It is the deep foundation of all the stories of lost paradises and voyages away from home. As the moon controls the tides, balances the earth’s motion by its gravitational pull, so the sense of what is lost pervades every serious, every heart-involving moment of our lives. It is a beautifully worked conceit, a fertile metaphor. The story of a child lost and found is a way of sounding the depths of human imagination, as if all our longing and emotional pain were a consequence of some buried sense of being separated from a home that we can’t ever ­remember. If tragedy is the attempt to tell the story of loss without collapse, all story­telling has some dimension of the tragic, reaching for what is for ever separated by the “gap of time”.

Winterson’s text is full of metaphorical riches. She writes with acute visual sensibility (from the first pages, with their description of a hailstorm in a city street) and this is one of the book’s best things. There are also plenty of incidental felicities: Xeno is designing a game in which time can be arrested, put on hold, accelerated, and so on, and the narrative exhibits something of this shuttling and mixing – most effectively in the 130-page pause between the moment when Milo (Shakespeare’s Mamilius, Leo’s and MiMi’s son) slips away from his father at an airport and the fatal accident that follows. In the play, Mamilius’s death is a disturbing silence behind the rest of the drama, never alluded to, never healed or reconciled; here, Milo’s absence in this long “gap of time” sustains a pedal of unease that has rather the same effect and the revelation of his death, picking up the narrative exactly where it had broken off, is both unsurprising and shocking.

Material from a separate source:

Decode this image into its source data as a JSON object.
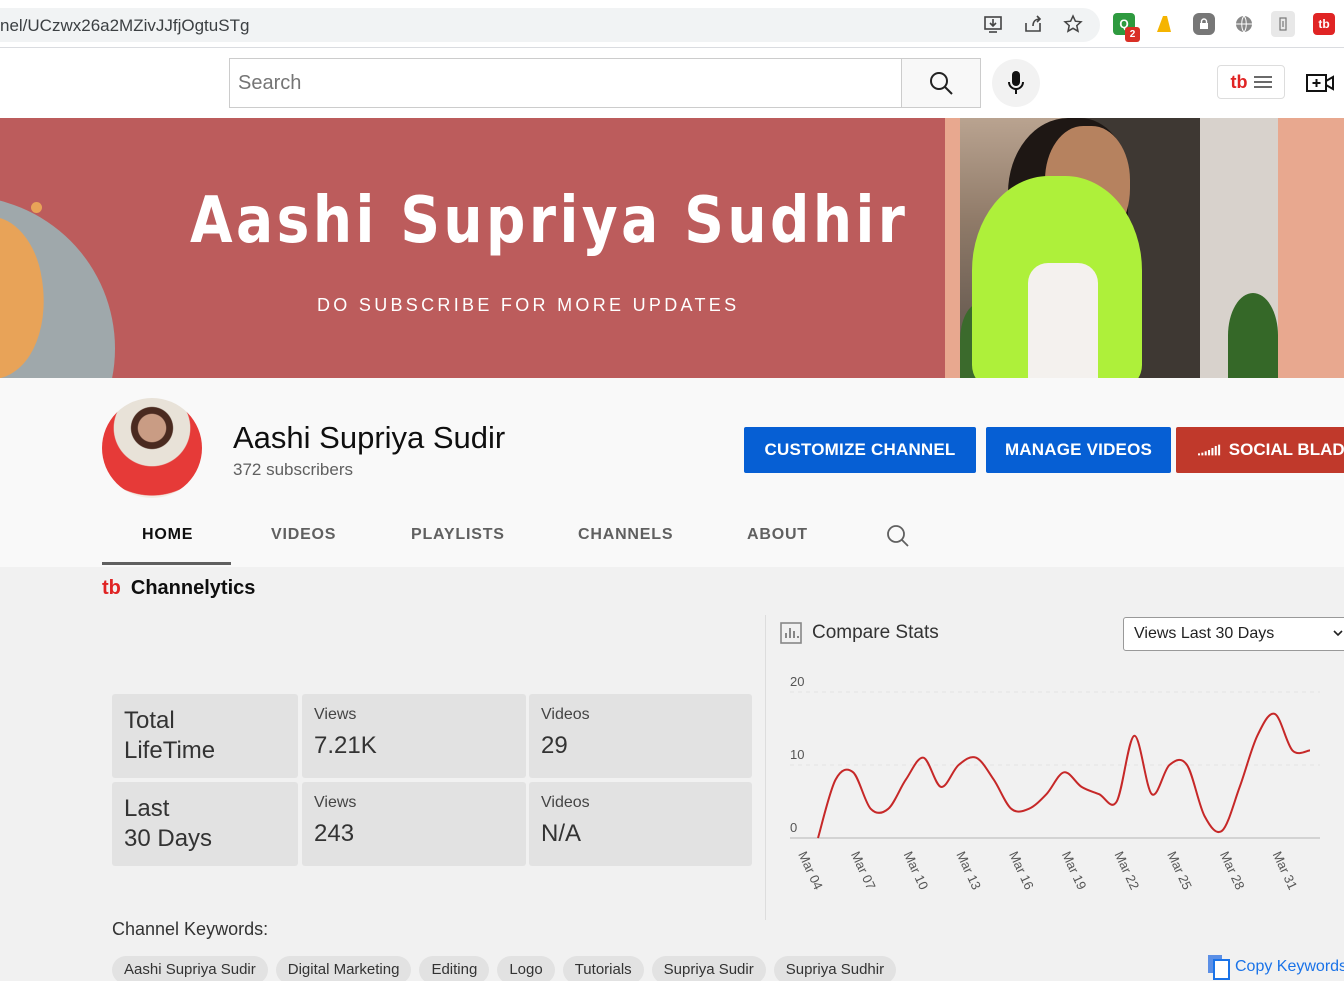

Recurrent motifs are handled with subtlety, especially the theme of “falling”; a song of MiMi’s alludes to Gérard de Nerval’s image of an angel falling into the gap between houses in Paris, not being able to fly away without destroying the street and withering into death. The convergence and crucial difference between falling and failing, falling in love and the “fall” of the human race – all these are woven together hauntingly, reflecting, perhaps, Shakespeare’s exploration in the play of Leontes’s terror of the physical, of the final fall into time and flesh that unreserved love represents.

A book of considerable beauty, then, if not without its problems. MiMi somehow lacks the full angry dignity of Hermione and Leo is a bit too much of a caricature of the heartless, hyper-masculine City trader. His psychoanalyst is a cartoon figure and Pauline’s Yiddish folksiness – although flagged in the text as consciously exaggerated – is a bit overdone.

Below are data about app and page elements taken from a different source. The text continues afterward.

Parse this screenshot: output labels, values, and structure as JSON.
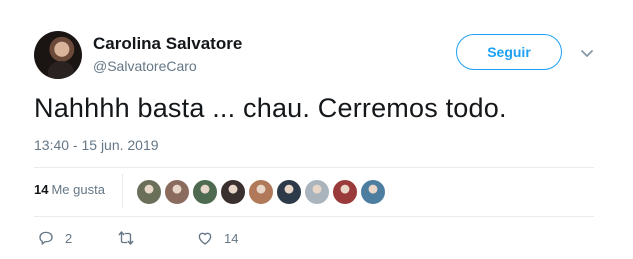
{
  "tweet": {
    "author_name": "Carolina Salvatore",
    "author_handle": "@SalvatoreCaro",
    "follow_label": "Seguir",
    "text": "Nahhhh basta ... chau. Cerremos todo.",
    "timestamp": "13:40 - 15 jun. 2019",
    "likes_count": "14",
    "likes_label": "Me gusta",
    "reply_count": "2",
    "like_count": "14"
  },
  "colors": {
    "accent": "#1da1f2",
    "secondary_text": "#657786",
    "divider": "#e6ecf0"
  },
  "likers": [
    {
      "color": "#6a6f5a"
    },
    {
      "color": "#8b6b5e"
    },
    {
      "color": "#4e6b52"
    },
    {
      "color": "#3a3030"
    },
    {
      "color": "#b07a5a"
    },
    {
      "color": "#2c3a4a"
    },
    {
      "color": "#aab4bd"
    },
    {
      "color": "#9b3a3a"
    },
    {
      "color": "#4d7ea0"
    }
  ],
  "icons": {
    "reply": "reply-icon",
    "retweet": "retweet-icon",
    "like": "heart-icon",
    "menu": "chevron-down-icon"
  }
}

How a contemporary version can fully handle the pitch of the uncanny in Shakespeare’s final scene, with the “reanimation” of Hermione, is anyone’s guess (the Bible is not wrong to associate the earliest story of the resurrection with terror as much as joy). Winterson does a valiant job and passes seamlessly into a moving and intensely suggestive ending but I was not quite convinced on first reading that her reanimation had done justice to the original.

However, weigh against this the real success of the New Bohemia scenes as a thoroughly convincing modern “pastoral” and the equally successful use of Xeno’s creation of virtual worlds in his games as a way of underlining Shakespeare’s strong hints in the play that art, with its aura of transgression, excess, forbidden magic, and so on, may be our only route to nature. Dream, surprise and new creation are what tell us what is actually there, if only we could see. Winterson’s fiction is a fine invitation into this deeply Shakespearean vision of imagination as the best kind of truth-telling.

Rowan Williams is a New Statesman contributing writer. His most recent book is “The Edge of Words: God and the Habits of Language” (Bloomsbury). The Gap of Time by Jeanette Winterson is published by Vintage (320pp, £16.99)

Rowan Williams is an Anglican prelate, theologian and poet, who was Archbishop of Canterbury from 2002 to 2012. He writes on books for the New Statesman

This article first appeared in the 01 October 2015 issue of the New Statesman, The Tory tide